We are being compensated by or have an ownership interest in one or more of the parties mentioned or linked to on this page. To ensure transparency, we also have a page where you can learn about how we make money.
Selling a vintage motorcycle is a different animal than selling you run-of-the-mill Harley or Honda. Once an older motorcycle starts to see an uptick in demand, things change. It is then considered vintage, and it can begin to appreciate substantially in value.
The extremely limited supply of these in-demand vintage motorcycles coupled with interested buyers and collectors drives the price up. This higher valuation unfortunately also usually translates into a harder time selling a motorcycle that falls into this category.
Selling a Vintage Bike May Take Time
Just because a vintage motorcycle has appreciated in value does not mean it will be easy to sell quickly. The higher the value of the motorcycle, the smaller the number of potential buyers. Fewer people will be interested and can afford to buy.
This will be especially true when the value begins to exceed the pricing of a similar new motorcycle. Take for example this vintage 1946 Harley-Davidson® E Knucklehead which is one of the most coveted classic American motorcycles. It was listed on ChopperExchange for $25,000 with only 20,000 miles and is in great running condition. The problem is that a buyer could buy some of Harley’s most expensive brand new touring motorcycles, like a Street Glide or Electra Glide, for the same price.
In these cases, you’re no longer in the standard used motorcycle market. This means you’ll have to find the right buyer, and that requires additional exposure and can take time.
Get More Exposure to Find an Ideal Buyer
The pool of buyers for vintage motorcycles is smaller. That means getting the maximum amount of solid exposure is very important. You need to make sure the type of buyers you attract are willing to pay a premium price. Make sure that people like high-end motorcycle collectors see that your motorcycle is for sale.
For example, that 1946 E Knucklehead is listed on ChopperExchange. That classifieds website targets only American motorcycle buyers. It has many expensive bikes including Harley-Davidson models, custom choppers, and vintage v-twin motorcycles.
If you can’t find a niche website that matches your particular vintage motorcycle, you have other options. You can turn to companies that specialize in high-end collectible markets.

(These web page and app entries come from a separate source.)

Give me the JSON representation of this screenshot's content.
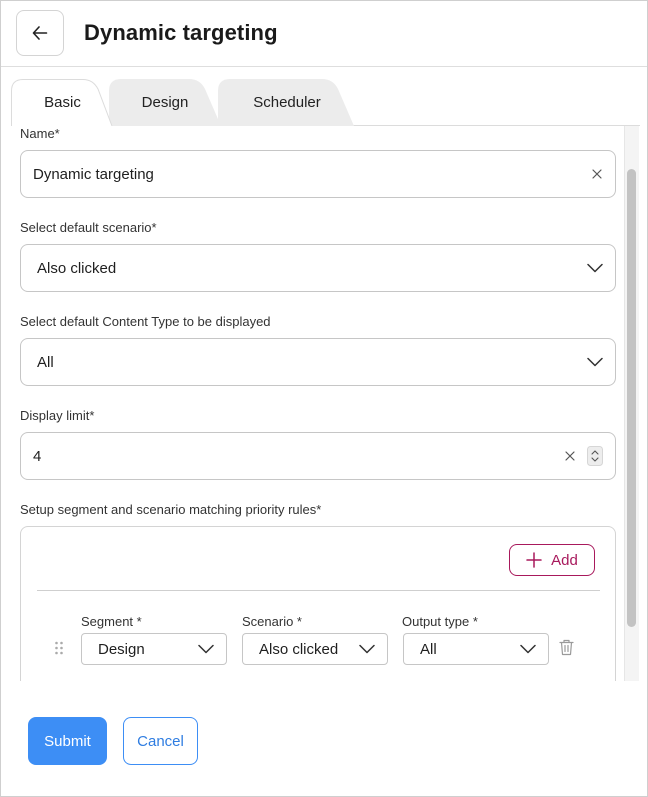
{
  "header": {
    "title": "Dynamic targeting",
    "back_icon": "arrow-left-icon"
  },
  "tabs": [
    {
      "label": "Basic",
      "active": true
    },
    {
      "label": "Design",
      "active": false
    },
    {
      "label": "Scheduler",
      "active": false
    }
  ],
  "form": {
    "name": {
      "label": "Name*",
      "value": "Dynamic targeting"
    },
    "default_scenario": {
      "label": "Select default scenario*",
      "value": "Also clicked"
    },
    "content_type": {
      "label": "Select default Content Type to be displayed",
      "value": "All"
    },
    "display_limit": {
      "label": "Display limit*",
      "value": "4"
    },
    "rules": {
      "label": "Setup segment and scenario matching priority rules*",
      "add_label": "Add",
      "columns": {
        "segment": "Segment *",
        "scenario": "Scenario *",
        "output": "Output type *"
      },
      "rows": [
        {
          "segment": "Design",
          "scenario": "Also clicked",
          "output": "All"
        }
      ]
    }
  },
  "footer": {
    "submit": "Submit",
    "cancel": "Cancel"
  },
  "colors": {
    "primary": "#3d8ef5",
    "add_accent": "#a8195c"
  }
}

One great place to start is with large auction houses like Sotheby’s, Mecum’s, and Bonhams.
For example, according to the LA Times, in 2017 the Mecum auction house was able to sell 868 vintage and antique motorcycles. In total, the bikes sold for $13.7 million during a four-day event. Several even sold for $100,000 or more including Steve McQueen’s 1923 Indian Chief.
Auction houses can be a perfect resource if you have a hard-to-sell motorcycle, but keep in mind the fees can be steep compared to online sites. Mecum’s fees start at 5%. This could work out to $5,000 on a $100,000 sale. That is a lot more than it costs to list your motorcycle on eBay or ChopperExchange. But it can be worth it if you need that added level of exposure and a more guaranteed quick sale.
Price Your Motorcycle Right
Picking the correct price can also be a challenge with a vintage motorcycle. To start with, you can read our article on pricing your used motorcycle. The more unique and collectible your motorcycle is the more complicated it will be to price your motorcycle because there will be few compatible sales to use as a guide.
If none of the usual places like NADA can help, you may need to look at historic auction sales for similar motorcycles. Ultimately, you will have to use your best judgment, and keep in mind something is only worth what someone is willing to pay.
Your motorcycle may be theoretically worth $100,000 if you could find the right buyer, but it may take years to find that ideal person. You may need to make a tough call between waiting for that perfect sale or getting a little less money sooner.